Economic (In)justice: systemic stress and the working poor – a personal take
by Tania Aubeelack
Whenever I look at my parents, my heart immediately fills up with a huge burst of gratitude and recognition for all the sacrifices they have made to help and support me and my brother achieve a good education and a kind of societal status that would somehow elevate our value in the eyes of others around us, those withholding the keys to opportunities, and access to major institutions.
My parents gave us what they couldn’t have themselves: dreams and opportunities that weren’t present in their country of origin. My parents saw through us what they dreamed of, they wanted their children to have a decent job, status and money to be able to live, eat and sleep. This is such a noble and admirable selfless sacrifice that will always inspire me and feel me with deep love.
The hard work of my mother, a social care worker and that of my father, a gardener, has shown me that even with the right work ethic, attitude, sacrifice and dedication to help your family succeed in moving up the vertical society ladder and better the lineage of generations to come, earning and saving money was always extremely difficult, tight and hard. It just never seemed to get better. My parents both had to juggle between many jobs at the same time and the stress was at times unbearable and still is.
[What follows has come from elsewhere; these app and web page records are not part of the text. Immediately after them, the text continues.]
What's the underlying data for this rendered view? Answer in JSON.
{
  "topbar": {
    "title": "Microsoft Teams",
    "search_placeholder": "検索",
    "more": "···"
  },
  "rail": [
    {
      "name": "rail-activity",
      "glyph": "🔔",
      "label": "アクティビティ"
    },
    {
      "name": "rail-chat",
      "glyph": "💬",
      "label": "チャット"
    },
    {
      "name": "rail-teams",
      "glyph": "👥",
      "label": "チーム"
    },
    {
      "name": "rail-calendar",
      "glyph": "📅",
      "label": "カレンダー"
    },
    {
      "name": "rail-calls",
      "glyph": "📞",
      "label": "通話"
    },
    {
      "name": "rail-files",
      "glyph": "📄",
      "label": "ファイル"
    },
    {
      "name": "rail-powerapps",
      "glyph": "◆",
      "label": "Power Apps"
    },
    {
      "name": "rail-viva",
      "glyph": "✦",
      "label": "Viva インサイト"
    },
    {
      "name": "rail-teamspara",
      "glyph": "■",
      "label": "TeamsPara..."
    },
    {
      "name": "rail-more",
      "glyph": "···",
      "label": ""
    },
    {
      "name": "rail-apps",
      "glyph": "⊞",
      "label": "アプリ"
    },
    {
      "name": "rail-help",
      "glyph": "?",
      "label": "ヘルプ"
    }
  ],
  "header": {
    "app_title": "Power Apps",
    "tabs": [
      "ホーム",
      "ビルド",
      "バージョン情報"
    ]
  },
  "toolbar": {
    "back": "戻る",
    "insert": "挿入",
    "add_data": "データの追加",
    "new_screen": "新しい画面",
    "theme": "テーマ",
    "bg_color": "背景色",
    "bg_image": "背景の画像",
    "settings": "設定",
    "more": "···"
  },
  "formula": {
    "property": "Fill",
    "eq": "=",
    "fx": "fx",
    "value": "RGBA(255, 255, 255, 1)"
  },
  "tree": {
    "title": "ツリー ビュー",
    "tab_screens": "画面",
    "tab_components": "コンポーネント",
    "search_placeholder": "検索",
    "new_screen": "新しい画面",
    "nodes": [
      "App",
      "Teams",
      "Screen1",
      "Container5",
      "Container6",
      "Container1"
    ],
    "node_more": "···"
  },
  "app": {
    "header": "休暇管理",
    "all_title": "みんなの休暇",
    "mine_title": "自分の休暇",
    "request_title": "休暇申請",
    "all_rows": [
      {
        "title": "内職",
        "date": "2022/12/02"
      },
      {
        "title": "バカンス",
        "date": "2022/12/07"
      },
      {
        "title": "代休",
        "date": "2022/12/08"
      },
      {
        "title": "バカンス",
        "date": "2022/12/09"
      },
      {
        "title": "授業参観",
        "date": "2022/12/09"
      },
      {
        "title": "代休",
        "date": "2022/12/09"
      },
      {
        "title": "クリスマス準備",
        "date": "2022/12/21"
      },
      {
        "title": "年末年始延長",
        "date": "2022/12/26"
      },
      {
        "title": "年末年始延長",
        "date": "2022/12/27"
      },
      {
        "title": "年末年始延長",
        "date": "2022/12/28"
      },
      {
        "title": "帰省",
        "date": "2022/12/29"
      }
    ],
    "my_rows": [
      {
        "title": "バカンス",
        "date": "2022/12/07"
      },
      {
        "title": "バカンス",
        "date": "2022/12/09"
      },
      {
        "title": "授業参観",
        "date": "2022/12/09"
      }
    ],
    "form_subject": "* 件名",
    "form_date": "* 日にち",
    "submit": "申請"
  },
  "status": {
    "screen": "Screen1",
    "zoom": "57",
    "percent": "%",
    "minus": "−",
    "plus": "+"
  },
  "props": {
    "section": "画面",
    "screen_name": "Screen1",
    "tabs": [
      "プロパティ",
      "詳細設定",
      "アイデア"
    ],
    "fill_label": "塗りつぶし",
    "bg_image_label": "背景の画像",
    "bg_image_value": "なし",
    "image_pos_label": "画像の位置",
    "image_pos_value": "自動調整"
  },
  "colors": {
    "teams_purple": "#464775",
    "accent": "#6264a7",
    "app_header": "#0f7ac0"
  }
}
This ever-mounting stress didn’t make any sense: mum and dad were doing what they were told to do and as far as I recalled they never could afford to take a break or a holiday from constantly working. Poverty was omnipresent, it was there. It wouldn’t leave us for good.
Poverty is systemic; the stressful life is systemic. This is what fuels the activist and humanist flame inside of me for systemic change and, therefore social justice for us, working people.